We made two tacks back downriver/upwind and decided to furl the jib since it was hella blowing now, probably 12-13 kts. At one point, all three of us were up on the rail leaning out and hanging on.

This was truly the most fun I've had on the dinghy since we got it. Great night for sailing, which started so inauspiciously.

Back at the club we put the dinghy away and watched the Lasers finish their last race and head in. The club folks brought out the BBQs and we enjoyed a couple of beers and some burgers on the dock with the race committee and some other folks who showed up.

A stellar moonrise brought in a beautiful night. Nathalie was in France for a couple of weeks, visiting family and friends and at some point on our sail she said to Jared, "OK, I love you, Portland." I took it to mean that she had been a bit homesick for things French and she was just starting to come around. Later, on the dock, she said, "This is the best night since I got back."

Then I made her explain why French people express their affection by calling each other cauliflower.

Sunday, August 2, 2009

Sailing with the Blind

Okay, who saw the title of this post and excitedly clicked through in hopes of hearing about another of my misadventures?

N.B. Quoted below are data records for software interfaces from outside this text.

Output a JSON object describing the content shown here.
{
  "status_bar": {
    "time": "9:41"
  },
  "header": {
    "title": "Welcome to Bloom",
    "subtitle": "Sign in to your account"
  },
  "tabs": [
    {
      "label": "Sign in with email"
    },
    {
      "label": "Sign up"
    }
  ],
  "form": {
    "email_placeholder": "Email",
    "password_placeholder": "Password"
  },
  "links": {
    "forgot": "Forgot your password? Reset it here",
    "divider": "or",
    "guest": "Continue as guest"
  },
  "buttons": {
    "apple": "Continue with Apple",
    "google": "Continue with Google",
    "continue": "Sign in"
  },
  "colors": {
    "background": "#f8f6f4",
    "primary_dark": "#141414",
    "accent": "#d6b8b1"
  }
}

Tell the truth ...

Kris and I were asked by the club if we would be willing to come down on Sunday and help out with the Oral Hull Foundation's Adventure Camp. Sight-impaired people from all over the U.S. come to this camp outside of Portland for a week and experience a range of adventures, including sky diving, bungy jumping, white water rafting, and sailing.

We had a discussion about cleaning the boat up that went something like this:

Greg: We should take the powerwasher down early and clean up the boat.

Kris: Why? It's not like they can see if it's dirty.

Greg: Well, that's true. Wait, though, they can still feel if it's dirty.

Yeah, our life is pretty mundane, when we aren't flipping the boat over or ramming into houseboats. The most striking thing about this exchange is the role reversal. If you know Kris, you know OCD. It took me a minute to figure out she was messing with me.

So, off we went this morning, bright and early to clean up the boat and prep for sailing with the blind. There was a moment of worry when I wondered if the blind folks followed Love and Coconuts online, and if so, then how closely. However, that worry passed, since I don't think the internets or the google are braille-ready yet. If we're lucky, we won't have to defend any of our past actions to a board of nautical inquiry, or whatever.

There was a brief introduction to the assembled sailors, where us captains talked a little about our boats. Questions were mostly of the how-wet-will-we-get variety. With light winds, we assured the crew it would be a gentle day. Surprising to me, there were quite a few who were disappointed. About half wanted to really crank it out there.

Dorothy and Kat ended up in our boat. They were our age or a bit older and we had a wonderful time working up and down the river for about an hour-and-a-half.

We got passed by the Thistles, which have about twice the mainsail as us, and we were able to outpace the Day Sailers, which probably weigh twice as much as us.

We had a nice little fifteen minutes toward the end of the session where a healthy NE breeze filled in and pushed us down river at a good clip. When we made the turn to come back to the club, the breeze died out and we had a drifty, light air meander back to the dock.

The sight-impaired enjoyed lunch in the clubhouse and we said our goodbyes.